Today, several concert halls built in this century regularly make the top of the list for best acoustics. The Musikverein’s top placement has been disputed too—rankings are subjective, after all, but the hall is quite lovely to look at and has a glowing reputation.
The designers of these halls have since developed better sound modeling and have had enough bad halls to heed acoustic engineers’ recommendations.
For instance, consulting firm Arup built the SoundLab two decades ago. The lab itself is relatively low-tech, mostly a room with many speakers, but the way the 40-some speakers are arranged in a sphere allows the user inside the lab to hear something as it would sound if he were inside a building he was designing.
The firm worked on halls like the Milton Court in London, National Sawdust in Brooklyn, the Melbourne Recital Centre in Australia, the Oslo Opera House in Norway, and the multipurpose Stormen Concert Hall in Norway.
There have been many a study for which participants were asked to rate the loudness of cars or trains of different colors. Somehow, even though researchers are playing the same audio clip twice, the red train is louder than the green train.
Short of painting the entire New York City subway system green, there are still some things engineers can do to control the underground din.

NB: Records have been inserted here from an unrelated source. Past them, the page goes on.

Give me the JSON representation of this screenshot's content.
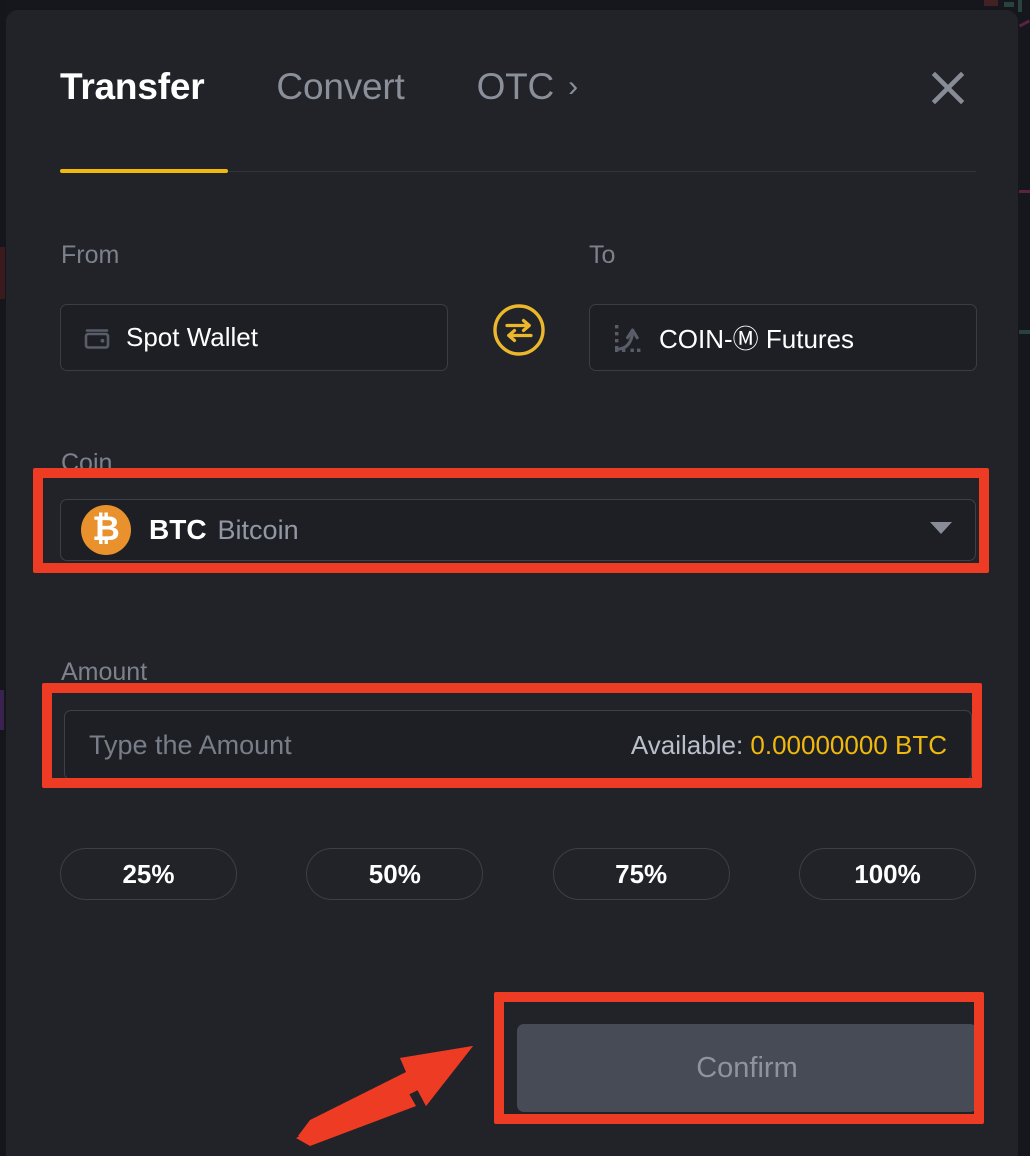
{
  "window": {
    "title": "Transfer"
  },
  "tabs": [
    {
      "label": "Transfer",
      "state": "active"
    },
    {
      "label": "Convert",
      "state": "idle"
    },
    {
      "label": "OTC",
      "state": "idle",
      "chevron": "chevron-right-icon"
    }
  ],
  "close": {
    "icon": "close-icon",
    "label": "Close"
  },
  "transfer": {
    "from": {
      "label": "From",
      "value": "Spot Wallet",
      "icon": "wallet-icon"
    },
    "to": {
      "label": "To",
      "value": "COIN-Ⓜ Futures",
      "icon": "futures-chart-icon"
    },
    "swap": {
      "icon": "swap-arrows-icon",
      "label": "Swap direction"
    },
    "coin": {
      "label": "Coin",
      "symbol": "BTC",
      "name": "Bitcoin",
      "coin_icon": "bitcoin-icon",
      "coin_glyph": "₿",
      "caret": "caret-down-icon"
    },
    "amount": {
      "label": "Amount",
      "value": "",
      "placeholder": "Type the Amount",
      "available_label": "Available:",
      "available_value": "0.00000000 BTC"
    },
    "percent_buttons": [
      {
        "label": "25%"
      },
      {
        "label": "50%"
      },
      {
        "label": "75%"
      },
      {
        "label": "100%"
      }
    ],
    "confirm": {
      "label": "Confirm",
      "disabled": true
    }
  },
  "annotations": {
    "highlight_color": "#ee3b24",
    "highlighted": [
      "coin-selector",
      "amount-input",
      "confirm-button"
    ],
    "arrow": {
      "points_to": "confirm-button",
      "color": "#ee3b24"
    }
  },
  "theme": {
    "modal_bg": "#212329",
    "page_bg": "#15171c",
    "field_bg": "#1d1f25",
    "accent_yellow": "#f0b90b",
    "bitcoin_orange": "#e8912d",
    "disabled_button": "#474b55",
    "muted_text": "#7d818c"
  }
}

SoundLab has also been used to consult on projects that have nothing to do with beautifying sound: Someone interested in building a wind farm may need to convince others that it really is not so noisy, or communities might want to know how much noise a high-speed rail may make. Mastering the art of concert halls has, in a way, helped bring the field of acoustic engineering to broader uses. Designing an acoustically pleasing building is still seldom a high priority, but many people have an interest in quieter schools, quieter offices, or quieter homes.
In New York, the SoundLab was also used to help create a quieter Fulton Street subway station (which sees a weekday ridership of about 300,000) and led to using “low-vibration” tracks for the new Second Avenue subway line (daily ridership of about 150,000 at the four stops, a month after opening). The ceiling of the Second Avenue line also curves in a way that directs sound back towards the trains rather than to the platforms.
Arup is also working with the Metropolitan Transportation Authority on a station upgrade initiative that includes noise control measures, mostly so the messages broadcast to commuters can be heard clearly. Much of this involves the use of different materials for the finishes, like absorbent fiberglass to line ceilings and sound-absorbing, cement-based substances to coat tunnels.
Pallasmaa mentions in his book that contemporary cities have lost the type of echo that characterizes a city, with piped in music and streets that can’t return sound because they are so broad and full of noise. “Our ears have been blinded,” he wrote.
But if we are conscious in our efforts to shape the space around us, we can continue to build memorable spaces that engage both the mind and body. After all, Pallasmaa wrote, the art of architecture should be a “reconciliation between ourselves and the world.”